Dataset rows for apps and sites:
====

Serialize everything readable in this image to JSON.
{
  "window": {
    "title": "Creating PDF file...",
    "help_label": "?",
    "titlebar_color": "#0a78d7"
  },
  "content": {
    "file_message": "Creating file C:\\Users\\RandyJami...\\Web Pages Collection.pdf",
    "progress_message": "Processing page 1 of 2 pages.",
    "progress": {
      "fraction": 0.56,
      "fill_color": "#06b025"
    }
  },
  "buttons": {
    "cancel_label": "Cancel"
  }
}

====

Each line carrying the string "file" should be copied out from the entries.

    "title": "Creating PDF file...",
    "file_message": "Creating file C:\\Users\\RandyJami...\\Web Pages Collection.pdf",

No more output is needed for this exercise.